## EXERCISE DETAILS
Work out how many lines of the material below contain the word "Using", then write that number alone.
--- --- ---
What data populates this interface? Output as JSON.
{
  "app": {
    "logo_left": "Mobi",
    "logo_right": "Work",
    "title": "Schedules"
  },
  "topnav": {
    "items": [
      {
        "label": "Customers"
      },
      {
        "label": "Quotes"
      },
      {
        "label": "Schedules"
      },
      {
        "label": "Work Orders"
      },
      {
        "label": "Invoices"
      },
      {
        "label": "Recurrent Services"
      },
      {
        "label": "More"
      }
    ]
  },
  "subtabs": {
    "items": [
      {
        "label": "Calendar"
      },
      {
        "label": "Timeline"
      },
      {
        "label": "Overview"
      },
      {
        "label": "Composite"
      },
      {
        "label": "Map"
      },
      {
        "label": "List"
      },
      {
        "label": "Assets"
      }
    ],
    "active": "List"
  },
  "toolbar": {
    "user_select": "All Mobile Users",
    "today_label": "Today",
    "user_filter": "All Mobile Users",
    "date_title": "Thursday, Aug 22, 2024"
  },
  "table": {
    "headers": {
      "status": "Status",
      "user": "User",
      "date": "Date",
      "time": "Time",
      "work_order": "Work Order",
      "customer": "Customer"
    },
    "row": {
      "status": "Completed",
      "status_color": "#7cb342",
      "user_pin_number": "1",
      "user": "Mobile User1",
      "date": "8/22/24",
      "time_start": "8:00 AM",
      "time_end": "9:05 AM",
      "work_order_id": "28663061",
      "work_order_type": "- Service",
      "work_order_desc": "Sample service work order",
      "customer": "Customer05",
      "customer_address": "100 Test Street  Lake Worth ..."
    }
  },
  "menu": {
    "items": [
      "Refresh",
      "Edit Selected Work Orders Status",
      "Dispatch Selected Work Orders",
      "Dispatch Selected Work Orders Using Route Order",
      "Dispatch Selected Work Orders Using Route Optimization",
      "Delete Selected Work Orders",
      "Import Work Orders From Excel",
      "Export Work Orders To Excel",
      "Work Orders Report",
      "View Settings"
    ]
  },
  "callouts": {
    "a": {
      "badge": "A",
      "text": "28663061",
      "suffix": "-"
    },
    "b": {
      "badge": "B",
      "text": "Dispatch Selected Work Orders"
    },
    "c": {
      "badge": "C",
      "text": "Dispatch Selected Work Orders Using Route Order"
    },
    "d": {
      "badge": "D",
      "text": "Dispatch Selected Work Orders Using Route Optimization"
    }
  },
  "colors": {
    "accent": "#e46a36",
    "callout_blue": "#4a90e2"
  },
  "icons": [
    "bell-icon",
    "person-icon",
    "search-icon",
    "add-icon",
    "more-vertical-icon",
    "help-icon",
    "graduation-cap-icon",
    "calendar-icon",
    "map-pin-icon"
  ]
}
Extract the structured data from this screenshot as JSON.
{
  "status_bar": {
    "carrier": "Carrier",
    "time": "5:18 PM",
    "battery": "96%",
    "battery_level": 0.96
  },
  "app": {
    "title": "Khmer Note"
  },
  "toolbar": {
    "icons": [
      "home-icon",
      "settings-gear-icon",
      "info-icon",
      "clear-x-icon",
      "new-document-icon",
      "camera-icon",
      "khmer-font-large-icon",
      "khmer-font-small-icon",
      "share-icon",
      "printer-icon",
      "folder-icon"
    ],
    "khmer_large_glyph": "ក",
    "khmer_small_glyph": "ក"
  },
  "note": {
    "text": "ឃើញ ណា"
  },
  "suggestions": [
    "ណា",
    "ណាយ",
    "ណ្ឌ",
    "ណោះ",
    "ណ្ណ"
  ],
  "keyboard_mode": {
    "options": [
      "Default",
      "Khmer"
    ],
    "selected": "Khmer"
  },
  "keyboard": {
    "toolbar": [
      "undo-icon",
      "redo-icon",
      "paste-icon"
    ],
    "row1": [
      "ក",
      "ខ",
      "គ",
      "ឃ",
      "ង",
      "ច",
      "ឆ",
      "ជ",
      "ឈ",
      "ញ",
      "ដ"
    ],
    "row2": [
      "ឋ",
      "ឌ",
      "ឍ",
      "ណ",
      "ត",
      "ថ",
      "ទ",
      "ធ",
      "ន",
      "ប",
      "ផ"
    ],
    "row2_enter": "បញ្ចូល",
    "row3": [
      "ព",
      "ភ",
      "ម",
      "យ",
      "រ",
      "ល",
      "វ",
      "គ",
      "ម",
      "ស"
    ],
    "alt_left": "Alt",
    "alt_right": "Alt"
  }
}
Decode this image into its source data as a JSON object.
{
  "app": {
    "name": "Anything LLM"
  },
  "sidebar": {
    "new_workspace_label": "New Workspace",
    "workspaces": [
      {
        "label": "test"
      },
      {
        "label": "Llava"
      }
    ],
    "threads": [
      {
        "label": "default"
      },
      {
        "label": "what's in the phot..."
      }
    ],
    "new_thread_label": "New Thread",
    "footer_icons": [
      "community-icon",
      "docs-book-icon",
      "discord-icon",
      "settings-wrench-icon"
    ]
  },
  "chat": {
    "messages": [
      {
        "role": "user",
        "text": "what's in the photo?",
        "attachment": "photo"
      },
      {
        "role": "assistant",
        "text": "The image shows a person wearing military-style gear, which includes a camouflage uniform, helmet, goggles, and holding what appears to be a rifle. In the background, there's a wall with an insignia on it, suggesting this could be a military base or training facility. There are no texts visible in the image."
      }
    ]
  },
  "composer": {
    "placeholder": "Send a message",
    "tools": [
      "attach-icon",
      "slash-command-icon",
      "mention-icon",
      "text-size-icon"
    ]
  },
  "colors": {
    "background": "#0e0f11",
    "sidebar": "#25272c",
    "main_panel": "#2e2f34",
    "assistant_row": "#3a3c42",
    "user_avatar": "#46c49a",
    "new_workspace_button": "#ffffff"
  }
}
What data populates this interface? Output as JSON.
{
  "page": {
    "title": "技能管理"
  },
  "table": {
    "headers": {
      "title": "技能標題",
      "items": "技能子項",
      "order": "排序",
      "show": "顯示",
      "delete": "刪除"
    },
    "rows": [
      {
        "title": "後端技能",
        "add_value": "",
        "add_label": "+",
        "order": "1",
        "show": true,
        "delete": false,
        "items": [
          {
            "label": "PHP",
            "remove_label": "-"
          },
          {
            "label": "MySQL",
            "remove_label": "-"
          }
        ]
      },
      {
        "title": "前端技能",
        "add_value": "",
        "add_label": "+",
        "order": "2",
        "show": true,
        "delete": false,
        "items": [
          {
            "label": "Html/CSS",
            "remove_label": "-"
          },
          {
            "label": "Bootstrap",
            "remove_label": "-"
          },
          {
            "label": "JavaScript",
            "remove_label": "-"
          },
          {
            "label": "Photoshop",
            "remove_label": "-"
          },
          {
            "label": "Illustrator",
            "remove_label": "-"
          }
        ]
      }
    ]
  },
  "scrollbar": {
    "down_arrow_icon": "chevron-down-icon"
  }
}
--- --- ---
## RESULT OF THIS TASK
4